--- Task inputs ---
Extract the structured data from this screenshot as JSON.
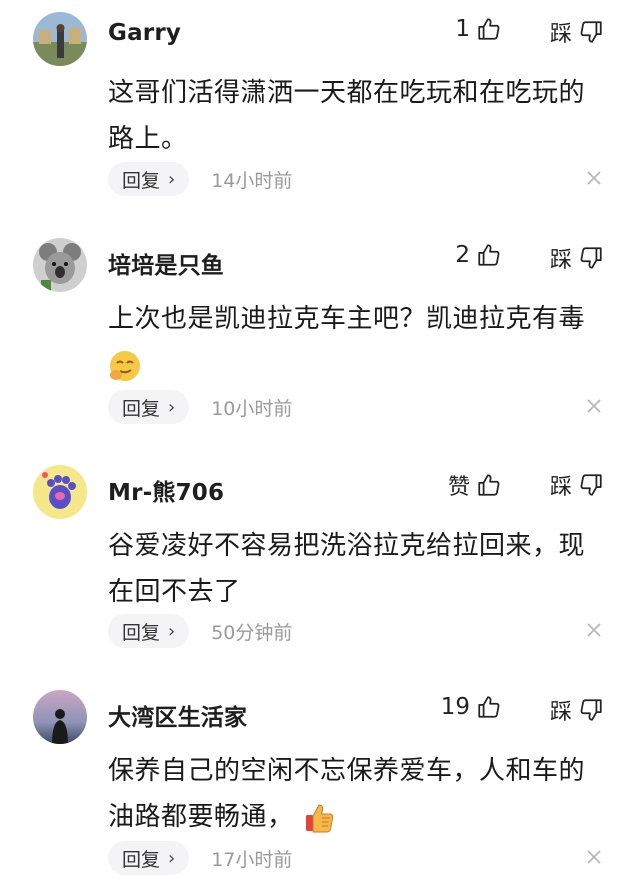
{
  "reply_label": "回复",
  "reply_chevron": "›",
  "dislike_label": "踩",
  "comments": [
    {
      "username": "Garry",
      "likes": "1",
      "text_lines": [
        "这哥们活得潇洒一天都在吃玩和在吃玩的",
        "路上。"
      ],
      "time": "14小时前",
      "avatar_icon": "avatar-photo-garry"
    },
    {
      "username": "培培是只鱼",
      "likes": "2",
      "text_lines": [
        "上次也是凯迪拉克车主吧？凯迪拉克有毒",
        ""
      ],
      "emoji": "smirking-emoji",
      "time": "10小时前",
      "avatar_icon": "avatar-photo-koala"
    },
    {
      "username": "Mr-熊706",
      "likes": "赞",
      "text_lines": [
        "谷爱凌好不容易把洗浴拉克给拉回来，现",
        "在回不去了"
      ],
      "time": "50分钟前",
      "avatar_icon": "avatar-paw"
    },
    {
      "username": "大湾区生活家",
      "likes": "19",
      "text_lines": [
        "保养自己的空闲不忘保养爱车，人和车的",
        "油路都要畅通，"
      ],
      "emoji": "thumbs-up-emoji",
      "time": "17小时前",
      "avatar_icon": "avatar-photo-silhouette"
    }
  ],
  "colors": {
    "text": "#1a1a1a",
    "muted": "#9a9a9a",
    "reply_bg": "#f4f4f6"
  }
}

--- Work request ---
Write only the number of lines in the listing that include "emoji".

--- Solution for this problem ---
2